The bad news is that, in their quest for Medicare dollars, for-profit hospices don’t provide all the care that they should in order to fulfill the hospice mission of maximizing patients’ quality of life. In fact, a 2004 Medical Care study of 2,080 patients enrolled in 422 hospices across the country found that “terminally ill patients who receive end-of-life care from for-profit hospice providers receive a full range of services only half the time compared with patients treated by nonprofit hospice organizations.” That’s because for-profit hospices like to keep costs low by skimping on services, particularly so-called “non-core” services like medications and personal care (How these are classified as “non-core” services I don’t know—they seem pretty important to me—but there you go). For example, families of patients receiving care from a for-profit hospice received counseling services, including bereavement counseling, only [45% as often] as those in a nonprofit hospice. Translation: when researchers controlled for differences across patients, sicknesses, and conditions, those at for-profit hospices were only half as likely to get the same support provided at nonprofit hospices. A 2005 follow-up study confirmed that for-profit patients receive a “narrower range of services” than nonprofit patients.
This is an issue I have strong personal feelings about, having worked for a very large for profit hospice and a medium sized community non-profit hospice. I'm always hesitant to say that for profit hospices don't provide good care; I know there are many that do. I also know there are many non-profit agencies that provide sub-standard care. In my own experience, however, the non-profit hospice I now work for provides many more services than the for profit I used to work for. We have a large number of volunteers that provide massage and reiki therapy in addition to standard volunteer services. We have a volunteer run Transitions program for people who aren't quite ready for hospice or don't yet qualify for it. We provide more supplies, such as pull-up diapers and food supplements, than the for profit did.
Full Disclosure: This is only a comparison of two hospices that I have personally worked for and not reflective of the entire hospice industry
The entire atmosphere is different as well. At the for profit I worked for, the focus seemed to be to bring in as many patients as possible - unless they were going to die in the next 24 hours or needed expensive care such as tracheotomy care and feeding tubes. Patient care decisions seemed to center around cost management. At the non-profit I work for now, patients are brought in because they need hospice care. Period. Patient care decisions are centered around what is best for the patient.
This isn't to say that the hospice I work for now isn't concerned with the bottom dollar. Every hospice has to budget carefully, especially in this time of impending cuts to the Medicare reimbursement plan.
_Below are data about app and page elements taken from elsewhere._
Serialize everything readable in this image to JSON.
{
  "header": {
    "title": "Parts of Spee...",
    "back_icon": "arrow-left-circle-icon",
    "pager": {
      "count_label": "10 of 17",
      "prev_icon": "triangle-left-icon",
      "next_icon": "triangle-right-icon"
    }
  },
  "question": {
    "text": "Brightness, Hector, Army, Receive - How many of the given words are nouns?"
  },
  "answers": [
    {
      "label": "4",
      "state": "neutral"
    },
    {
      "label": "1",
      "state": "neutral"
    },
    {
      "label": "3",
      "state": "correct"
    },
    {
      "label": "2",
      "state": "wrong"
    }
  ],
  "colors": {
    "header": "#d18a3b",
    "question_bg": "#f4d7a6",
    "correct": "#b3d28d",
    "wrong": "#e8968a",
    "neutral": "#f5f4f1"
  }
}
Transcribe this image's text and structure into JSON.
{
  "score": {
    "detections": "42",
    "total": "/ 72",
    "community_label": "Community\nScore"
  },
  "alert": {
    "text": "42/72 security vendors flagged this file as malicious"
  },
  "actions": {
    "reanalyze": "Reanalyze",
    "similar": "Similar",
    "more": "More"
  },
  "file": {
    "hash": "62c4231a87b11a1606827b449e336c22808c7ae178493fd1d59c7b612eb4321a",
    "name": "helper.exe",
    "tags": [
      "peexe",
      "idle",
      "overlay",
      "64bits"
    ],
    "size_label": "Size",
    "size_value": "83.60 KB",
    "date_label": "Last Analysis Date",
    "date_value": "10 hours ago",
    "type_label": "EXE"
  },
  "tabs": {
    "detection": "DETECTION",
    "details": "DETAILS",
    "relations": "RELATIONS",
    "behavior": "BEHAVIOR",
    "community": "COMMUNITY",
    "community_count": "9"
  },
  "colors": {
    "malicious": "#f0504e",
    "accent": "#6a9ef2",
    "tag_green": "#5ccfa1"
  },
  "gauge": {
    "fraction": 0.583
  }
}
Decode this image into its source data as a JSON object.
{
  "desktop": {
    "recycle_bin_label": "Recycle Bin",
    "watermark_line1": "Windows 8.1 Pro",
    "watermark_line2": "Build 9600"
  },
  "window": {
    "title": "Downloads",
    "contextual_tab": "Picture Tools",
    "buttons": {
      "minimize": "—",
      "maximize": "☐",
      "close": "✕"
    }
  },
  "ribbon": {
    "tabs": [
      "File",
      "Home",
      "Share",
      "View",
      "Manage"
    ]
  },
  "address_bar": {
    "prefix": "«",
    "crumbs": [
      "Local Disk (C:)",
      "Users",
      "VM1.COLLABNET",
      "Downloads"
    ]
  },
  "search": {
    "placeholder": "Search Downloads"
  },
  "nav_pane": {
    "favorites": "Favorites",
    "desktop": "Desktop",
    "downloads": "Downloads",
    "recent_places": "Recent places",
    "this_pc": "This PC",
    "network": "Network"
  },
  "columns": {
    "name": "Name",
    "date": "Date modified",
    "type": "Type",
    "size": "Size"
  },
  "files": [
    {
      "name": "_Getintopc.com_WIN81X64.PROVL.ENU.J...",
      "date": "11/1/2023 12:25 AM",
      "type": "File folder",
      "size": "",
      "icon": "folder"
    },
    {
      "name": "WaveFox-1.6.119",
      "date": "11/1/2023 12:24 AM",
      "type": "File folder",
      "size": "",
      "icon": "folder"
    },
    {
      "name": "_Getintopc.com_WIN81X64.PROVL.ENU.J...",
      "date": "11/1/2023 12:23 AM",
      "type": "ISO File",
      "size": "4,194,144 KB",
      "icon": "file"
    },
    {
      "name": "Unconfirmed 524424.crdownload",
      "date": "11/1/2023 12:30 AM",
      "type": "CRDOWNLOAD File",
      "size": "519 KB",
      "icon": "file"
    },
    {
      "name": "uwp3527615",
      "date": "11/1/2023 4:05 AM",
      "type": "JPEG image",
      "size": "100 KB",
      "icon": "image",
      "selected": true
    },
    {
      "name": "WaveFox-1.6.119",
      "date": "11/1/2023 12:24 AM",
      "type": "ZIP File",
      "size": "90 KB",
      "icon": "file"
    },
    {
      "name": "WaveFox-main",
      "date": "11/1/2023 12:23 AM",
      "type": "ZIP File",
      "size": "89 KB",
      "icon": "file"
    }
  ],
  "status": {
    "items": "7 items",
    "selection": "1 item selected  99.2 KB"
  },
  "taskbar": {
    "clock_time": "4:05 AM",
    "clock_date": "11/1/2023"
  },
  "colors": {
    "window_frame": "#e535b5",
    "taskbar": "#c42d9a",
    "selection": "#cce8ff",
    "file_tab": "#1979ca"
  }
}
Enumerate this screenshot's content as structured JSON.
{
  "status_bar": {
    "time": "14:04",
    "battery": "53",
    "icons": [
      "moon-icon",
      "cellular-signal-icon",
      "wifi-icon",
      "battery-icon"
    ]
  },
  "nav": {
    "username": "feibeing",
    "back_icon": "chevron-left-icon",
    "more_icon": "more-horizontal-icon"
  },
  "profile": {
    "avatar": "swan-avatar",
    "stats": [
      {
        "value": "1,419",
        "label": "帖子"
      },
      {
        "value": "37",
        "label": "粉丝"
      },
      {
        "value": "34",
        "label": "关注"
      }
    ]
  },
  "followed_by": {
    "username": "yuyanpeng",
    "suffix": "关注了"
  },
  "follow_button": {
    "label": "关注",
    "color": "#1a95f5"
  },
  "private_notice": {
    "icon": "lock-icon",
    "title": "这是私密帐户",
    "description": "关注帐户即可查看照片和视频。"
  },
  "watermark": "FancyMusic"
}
It is, however, admirable to run a hospice agency with financial finesse and excellent patient care - whether your for profit or non-profit.
I've recently written an article about choosing a hospice provider with a focus on who own the hospice.
I'm sure there are some strong opinions on this topic and I'd love to hear what you have to say. Leave your comments below!